Leaving out all pictures, retype the records exactly.

^^^^^^^^

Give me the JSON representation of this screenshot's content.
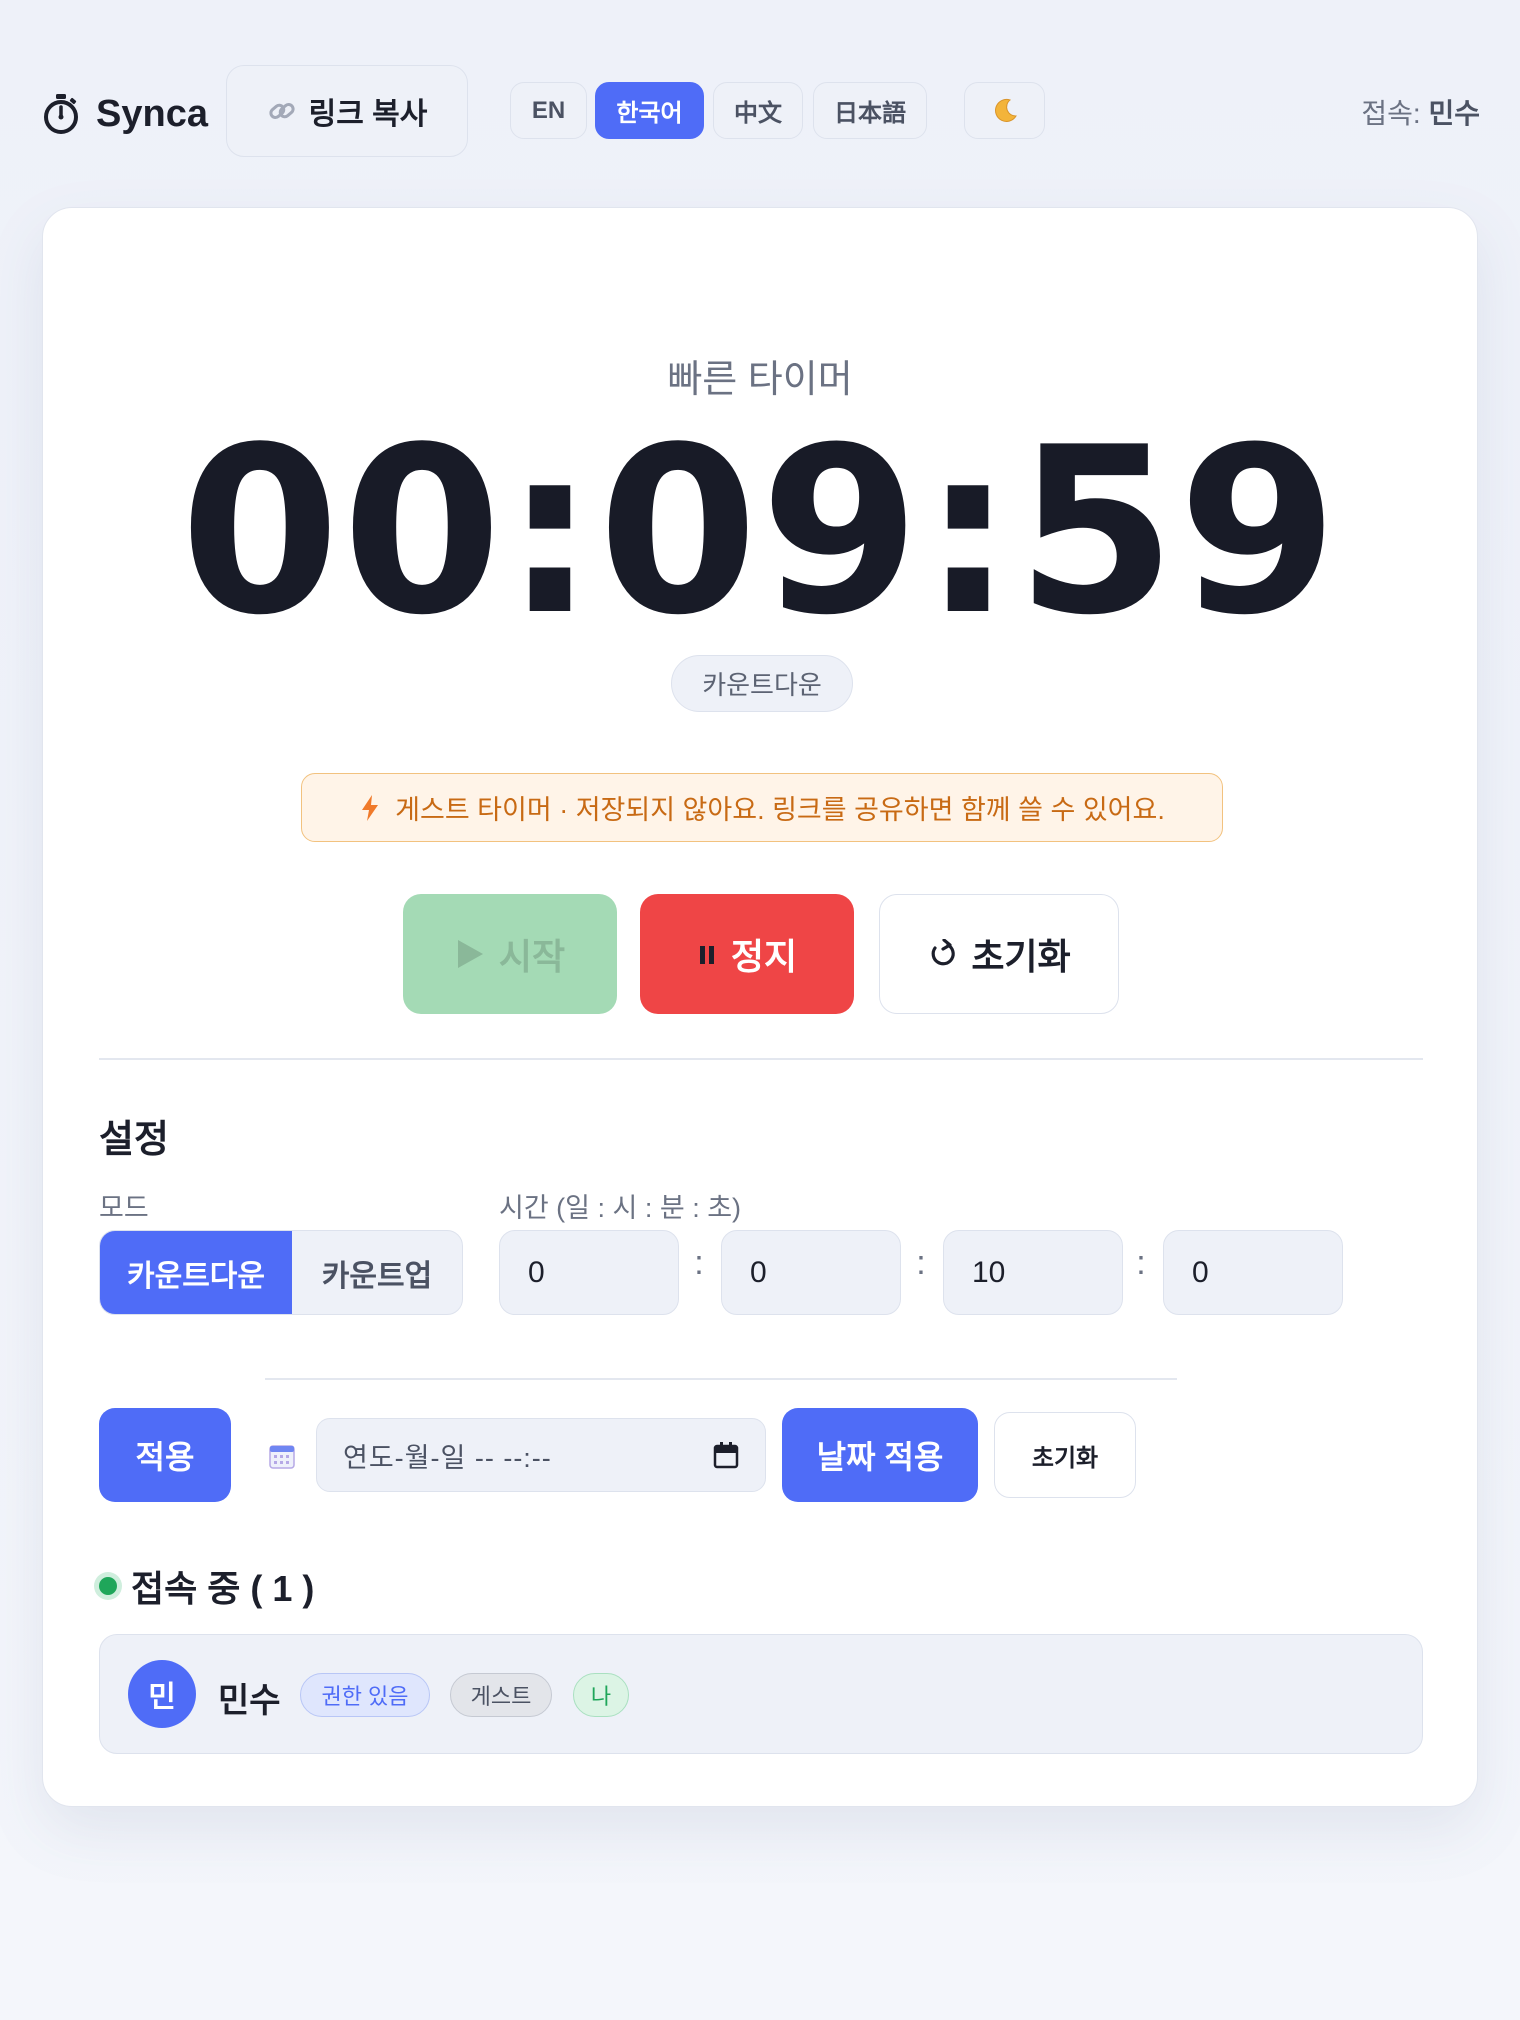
{
  "header": {
    "logo_text": "Synca",
    "copy_link_label": "링크 복사",
    "languages": [
      {
        "label": "EN",
        "active": false
      },
      {
        "label": "한국어",
        "active": true
      },
      {
        "label": "中文",
        "active": false
      },
      {
        "label": "日本語",
        "active": false
      }
    ],
    "theme_icon": "moon-icon",
    "connected_label": "접속:",
    "connected_user": "민수"
  },
  "timer": {
    "title": "빠른 타이머",
    "display": "00:09:59",
    "mode_badge": "카운트다운",
    "guest_note": "게스트 타이머 · 저장되지 않아요. 링크를 공유하면 함께 쓸 수 있어요.",
    "start_label": "시작",
    "stop_label": "정지",
    "reset_label": "초기화"
  },
  "settings": {
    "title": "설정",
    "mode_label": "모드",
    "mode_options": [
      {
        "label": "카운트다운",
        "active": true
      },
      {
        "label": "카운트업",
        "active": false
      }
    ],
    "time_label": "시간 (일 : 시 : 분 : 초)",
    "time_values": [
      "0",
      "0",
      "10",
      "0"
    ],
    "time_separator": ":",
    "apply_label": "적용",
    "date_placeholder": "연도-월-일 -- --:--",
    "date_apply_label": "날짜 적용",
    "date_reset_label": "초기화"
  },
  "online": {
    "title": "접속 중 ( 1 )",
    "users": [
      {
        "initial": "민",
        "name": "민수",
        "tags": [
          "권한 있음",
          "게스트",
          "나"
        ]
      }
    ]
  },
  "colors": {
    "accent": "#4f6cf7",
    "danger": "#ef4546",
    "success_disabled": "#a4dab5",
    "online": "#1fa65a",
    "warning_text": "#c86a14"
  }
}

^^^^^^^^

EXERCISE RESPONSE:
Give me the JSON representation of this screenshot's content.
{
  "header": {
    "logo_text": "Synca",
    "copy_link_label": "링크 복사",
    "languages": [
      {
        "label": "EN",
        "active": false
      },
      {
        "label": "한국어",
        "active": true
      },
      {
        "label": "中文",
        "active": false
      },
      {
        "label": "日本語",
        "active": false
      }
    ],
    "theme_icon": "moon-icon",
    "connected_label": "접속:",
    "connected_user": "민수"
  },
  "timer": {
    "title": "빠른 타이머",
    "display": "00:09:59",
    "mode_badge": "카운트다운",
    "guest_note": "게스트 타이머 · 저장되지 않아요. 링크를 공유하면 함께 쓸 수 있어요.",
    "start_label": "시작",
    "stop_label": "정지",
    "reset_label": "초기화"
  },
  "settings": {
    "title": "설정",
    "mode_label": "모드",
    "mode_options": [
      {
        "label": "카운트다운",
        "active": true
      },
      {
        "label": "카운트업",
        "active": false
      }
    ],
    "time_label": "시간 (일 : 시 : 분 : 초)",
    "time_values": [
      "0",
      "0",
      "10",
      "0"
    ],
    "time_separator": ":",
    "apply_label": "적용",
    "date_placeholder": "연도-월-일 -- --:--",
    "date_apply_label": "날짜 적용",
    "date_reset_label": "초기화"
  },
  "online": {
    "title": "접속 중 ( 1 )",
    "users": [
      {
        "initial": "민",
        "name": "민수",
        "tags": [
          "권한 있음",
          "게스트",
          "나"
        ]
      }
    ]
  },
  "colors": {
    "accent": "#4f6cf7",
    "danger": "#ef4546",
    "success_disabled": "#a4dab5",
    "online": "#1fa65a",
    "warning_text": "#c86a14"
  }
}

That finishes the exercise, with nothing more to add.